Mar 23, 2011 Kyle Duncan

Social media has changed the game for businesses all over the United States. The fact that more and more people have made sites like LinkedIn, Twitter and Facebook a part of their lives means that people in all sorts of different businesses have been able to get a better idea of their customer bases. In recent months, one specific business sector has been taking advantage of the medium for another purpose - debt collection.

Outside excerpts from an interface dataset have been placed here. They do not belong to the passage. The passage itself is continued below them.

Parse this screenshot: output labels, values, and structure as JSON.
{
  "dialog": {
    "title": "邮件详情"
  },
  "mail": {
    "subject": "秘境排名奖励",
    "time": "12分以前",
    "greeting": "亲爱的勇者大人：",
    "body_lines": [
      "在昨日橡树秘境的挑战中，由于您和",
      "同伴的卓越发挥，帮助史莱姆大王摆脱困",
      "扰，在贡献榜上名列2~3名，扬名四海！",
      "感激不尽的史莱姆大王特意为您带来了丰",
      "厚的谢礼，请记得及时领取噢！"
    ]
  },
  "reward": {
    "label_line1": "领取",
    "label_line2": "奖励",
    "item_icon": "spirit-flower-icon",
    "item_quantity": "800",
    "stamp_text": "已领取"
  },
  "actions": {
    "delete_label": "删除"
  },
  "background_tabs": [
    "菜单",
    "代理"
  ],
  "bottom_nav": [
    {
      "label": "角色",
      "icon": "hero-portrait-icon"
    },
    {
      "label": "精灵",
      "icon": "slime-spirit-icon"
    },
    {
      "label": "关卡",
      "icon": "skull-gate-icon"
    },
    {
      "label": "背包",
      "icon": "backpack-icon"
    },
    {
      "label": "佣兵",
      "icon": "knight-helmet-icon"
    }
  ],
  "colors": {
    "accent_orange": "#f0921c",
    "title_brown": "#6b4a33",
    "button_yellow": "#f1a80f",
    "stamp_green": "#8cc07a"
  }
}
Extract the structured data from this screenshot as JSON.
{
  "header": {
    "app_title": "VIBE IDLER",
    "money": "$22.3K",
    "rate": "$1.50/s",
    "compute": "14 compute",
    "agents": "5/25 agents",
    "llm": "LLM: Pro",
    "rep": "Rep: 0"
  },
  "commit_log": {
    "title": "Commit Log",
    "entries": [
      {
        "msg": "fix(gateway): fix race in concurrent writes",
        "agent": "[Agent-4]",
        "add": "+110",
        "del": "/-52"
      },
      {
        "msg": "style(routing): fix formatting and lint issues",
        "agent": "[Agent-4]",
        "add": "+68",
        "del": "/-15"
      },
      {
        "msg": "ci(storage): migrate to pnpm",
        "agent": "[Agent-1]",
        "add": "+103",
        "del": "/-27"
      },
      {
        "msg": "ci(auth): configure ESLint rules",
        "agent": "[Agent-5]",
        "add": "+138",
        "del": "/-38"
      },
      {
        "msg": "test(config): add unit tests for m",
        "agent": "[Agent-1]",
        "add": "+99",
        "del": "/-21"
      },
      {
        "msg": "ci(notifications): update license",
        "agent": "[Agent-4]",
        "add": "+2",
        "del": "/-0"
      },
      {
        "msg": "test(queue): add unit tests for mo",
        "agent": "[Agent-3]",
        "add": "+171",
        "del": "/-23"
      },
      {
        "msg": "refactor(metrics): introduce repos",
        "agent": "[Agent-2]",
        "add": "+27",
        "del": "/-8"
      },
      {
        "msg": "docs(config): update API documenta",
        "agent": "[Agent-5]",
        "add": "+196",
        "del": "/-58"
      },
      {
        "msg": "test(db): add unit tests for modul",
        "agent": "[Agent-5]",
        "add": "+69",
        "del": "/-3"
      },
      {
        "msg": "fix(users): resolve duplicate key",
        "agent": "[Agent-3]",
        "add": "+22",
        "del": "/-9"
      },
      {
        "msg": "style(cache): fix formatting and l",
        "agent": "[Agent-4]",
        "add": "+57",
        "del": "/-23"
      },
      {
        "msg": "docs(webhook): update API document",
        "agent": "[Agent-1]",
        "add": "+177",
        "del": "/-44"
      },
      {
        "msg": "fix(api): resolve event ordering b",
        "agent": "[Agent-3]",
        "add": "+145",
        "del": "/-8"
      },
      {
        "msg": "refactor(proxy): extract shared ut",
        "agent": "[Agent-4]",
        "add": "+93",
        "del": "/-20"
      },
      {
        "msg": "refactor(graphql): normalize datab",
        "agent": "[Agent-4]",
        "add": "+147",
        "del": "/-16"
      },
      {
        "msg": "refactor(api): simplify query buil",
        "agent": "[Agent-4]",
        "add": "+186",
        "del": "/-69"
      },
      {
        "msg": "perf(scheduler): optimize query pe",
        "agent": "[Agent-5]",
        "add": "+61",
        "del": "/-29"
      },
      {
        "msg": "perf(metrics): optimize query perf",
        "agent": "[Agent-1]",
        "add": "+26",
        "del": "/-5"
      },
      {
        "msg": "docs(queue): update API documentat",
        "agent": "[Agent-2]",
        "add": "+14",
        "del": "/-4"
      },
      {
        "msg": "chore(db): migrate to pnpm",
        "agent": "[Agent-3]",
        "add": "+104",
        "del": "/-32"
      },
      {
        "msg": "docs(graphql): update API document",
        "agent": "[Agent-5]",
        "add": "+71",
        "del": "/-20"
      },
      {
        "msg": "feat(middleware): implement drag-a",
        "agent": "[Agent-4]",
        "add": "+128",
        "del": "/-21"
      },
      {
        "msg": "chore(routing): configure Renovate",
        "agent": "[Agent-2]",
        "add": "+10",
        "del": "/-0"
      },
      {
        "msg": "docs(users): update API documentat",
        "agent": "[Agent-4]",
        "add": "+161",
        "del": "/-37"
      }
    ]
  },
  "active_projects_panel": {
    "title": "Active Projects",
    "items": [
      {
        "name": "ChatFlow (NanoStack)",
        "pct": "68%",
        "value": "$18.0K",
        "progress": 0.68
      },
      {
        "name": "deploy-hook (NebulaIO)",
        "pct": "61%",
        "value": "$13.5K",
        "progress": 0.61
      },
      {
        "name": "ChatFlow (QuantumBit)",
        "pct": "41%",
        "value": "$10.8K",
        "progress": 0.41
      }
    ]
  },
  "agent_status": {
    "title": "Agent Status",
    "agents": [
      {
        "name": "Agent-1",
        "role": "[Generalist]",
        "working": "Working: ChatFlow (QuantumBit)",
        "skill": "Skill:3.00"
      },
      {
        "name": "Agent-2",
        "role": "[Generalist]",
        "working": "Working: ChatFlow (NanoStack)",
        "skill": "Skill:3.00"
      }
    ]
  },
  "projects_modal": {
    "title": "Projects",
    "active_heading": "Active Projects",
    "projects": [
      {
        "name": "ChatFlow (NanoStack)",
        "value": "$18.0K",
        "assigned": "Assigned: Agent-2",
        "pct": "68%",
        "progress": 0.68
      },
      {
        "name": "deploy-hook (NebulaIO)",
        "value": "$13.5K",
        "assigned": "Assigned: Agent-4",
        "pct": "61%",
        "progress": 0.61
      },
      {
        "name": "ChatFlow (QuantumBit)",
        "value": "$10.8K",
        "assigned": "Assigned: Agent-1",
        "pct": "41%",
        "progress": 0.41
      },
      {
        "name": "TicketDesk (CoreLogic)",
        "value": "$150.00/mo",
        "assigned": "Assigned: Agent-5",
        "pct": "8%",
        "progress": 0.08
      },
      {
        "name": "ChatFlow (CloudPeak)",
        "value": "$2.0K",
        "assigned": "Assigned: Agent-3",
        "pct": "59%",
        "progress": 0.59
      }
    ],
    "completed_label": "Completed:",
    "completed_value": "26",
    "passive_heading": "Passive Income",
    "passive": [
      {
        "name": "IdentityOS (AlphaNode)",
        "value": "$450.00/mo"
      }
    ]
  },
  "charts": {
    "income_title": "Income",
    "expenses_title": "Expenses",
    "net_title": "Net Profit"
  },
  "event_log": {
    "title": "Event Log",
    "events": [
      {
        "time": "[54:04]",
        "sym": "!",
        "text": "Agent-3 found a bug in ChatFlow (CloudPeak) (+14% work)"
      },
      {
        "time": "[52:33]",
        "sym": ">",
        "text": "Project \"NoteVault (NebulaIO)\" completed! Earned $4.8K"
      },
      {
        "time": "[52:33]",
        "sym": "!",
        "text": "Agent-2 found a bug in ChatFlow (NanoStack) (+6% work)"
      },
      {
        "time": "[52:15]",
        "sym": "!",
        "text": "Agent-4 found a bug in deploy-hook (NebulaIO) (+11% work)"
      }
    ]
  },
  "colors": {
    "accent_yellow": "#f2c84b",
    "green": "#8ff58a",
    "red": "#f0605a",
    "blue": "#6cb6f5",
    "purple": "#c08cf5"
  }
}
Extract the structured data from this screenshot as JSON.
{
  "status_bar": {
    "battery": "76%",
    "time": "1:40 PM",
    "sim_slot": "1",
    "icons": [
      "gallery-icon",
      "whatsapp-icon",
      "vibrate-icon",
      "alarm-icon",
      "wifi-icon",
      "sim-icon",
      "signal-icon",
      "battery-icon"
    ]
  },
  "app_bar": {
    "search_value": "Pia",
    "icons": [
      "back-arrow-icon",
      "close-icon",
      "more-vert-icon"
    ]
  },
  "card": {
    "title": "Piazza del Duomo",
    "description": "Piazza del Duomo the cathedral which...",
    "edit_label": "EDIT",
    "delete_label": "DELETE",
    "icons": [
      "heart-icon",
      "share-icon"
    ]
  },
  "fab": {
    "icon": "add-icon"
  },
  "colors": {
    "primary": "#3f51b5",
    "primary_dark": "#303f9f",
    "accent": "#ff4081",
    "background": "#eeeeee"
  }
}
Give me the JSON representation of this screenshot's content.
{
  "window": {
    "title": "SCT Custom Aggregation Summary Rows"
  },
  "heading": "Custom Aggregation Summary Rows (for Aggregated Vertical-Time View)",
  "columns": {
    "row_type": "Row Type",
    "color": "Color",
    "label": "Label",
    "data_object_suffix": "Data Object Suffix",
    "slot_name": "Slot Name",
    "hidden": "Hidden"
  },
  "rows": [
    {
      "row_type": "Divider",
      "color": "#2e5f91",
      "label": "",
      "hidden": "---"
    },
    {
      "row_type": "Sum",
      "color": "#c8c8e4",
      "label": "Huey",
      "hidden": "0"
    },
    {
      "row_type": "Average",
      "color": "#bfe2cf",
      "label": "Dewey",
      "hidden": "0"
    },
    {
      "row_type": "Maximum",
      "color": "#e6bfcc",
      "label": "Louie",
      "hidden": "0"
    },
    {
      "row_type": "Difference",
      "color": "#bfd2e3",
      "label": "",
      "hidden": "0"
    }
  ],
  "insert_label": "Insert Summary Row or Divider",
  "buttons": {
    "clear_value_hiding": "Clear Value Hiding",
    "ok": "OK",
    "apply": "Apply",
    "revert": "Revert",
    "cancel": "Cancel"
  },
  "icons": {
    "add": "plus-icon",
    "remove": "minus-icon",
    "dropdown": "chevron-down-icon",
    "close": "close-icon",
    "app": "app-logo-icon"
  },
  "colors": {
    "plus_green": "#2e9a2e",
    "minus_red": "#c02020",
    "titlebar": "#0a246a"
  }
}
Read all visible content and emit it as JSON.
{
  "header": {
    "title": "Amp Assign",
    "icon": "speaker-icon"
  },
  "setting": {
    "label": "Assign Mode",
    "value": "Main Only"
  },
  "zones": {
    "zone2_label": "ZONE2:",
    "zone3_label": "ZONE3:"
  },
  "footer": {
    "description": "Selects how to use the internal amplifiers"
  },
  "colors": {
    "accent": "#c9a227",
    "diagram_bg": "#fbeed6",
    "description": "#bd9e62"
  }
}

 More and more debt collectors are turning to the medium in order to track down people who owe money to creditors. But a recent ruling by a Florida judge may change the plans for many who have used these types of tactics. A recent ruling by a St. Petersburg judge ordered Mark One Financial to cease trying to track down a debtor, Melanie Beachman, through Facebook. Beachman took Mark One to court after the company tried to contact her and family members through the popular website while pursuing the $362 she owed for a car loan. In a recent interview with Fox Business, personal finance expert Gerri Detweiller said that those that were in debt must be careful about what information they make public when they share details with the online community. "They have to follow the law — it's not necessarily that they can’t use Facebook to find more information about a debtor," she said. "For consumers, if you owe debt, be well aware that anything you post online is fair game for a collector." Detweiller went onto say that debt collectors must give disclosure about who they are when contacting the person they are pursuing, something she refers to as a "mini-Miranda." They must also provide a written notice of the debt, with information regarding to whom the debt is owed and how to contact them. "They have to say who they are and that they are attempting to collect debt," she told the news source. Many people in the country have taken debt collection agencies to court to settle disputes. A judge in New York recently ruled that Jonathan Hess had the right to sue a law firm for violating the Fair Debt Collection Practices Act, the Syracuse Post-Standard reports. Hess took Cohen & Slamowitz to court after the firm sued him in the incorrect jurisdiction.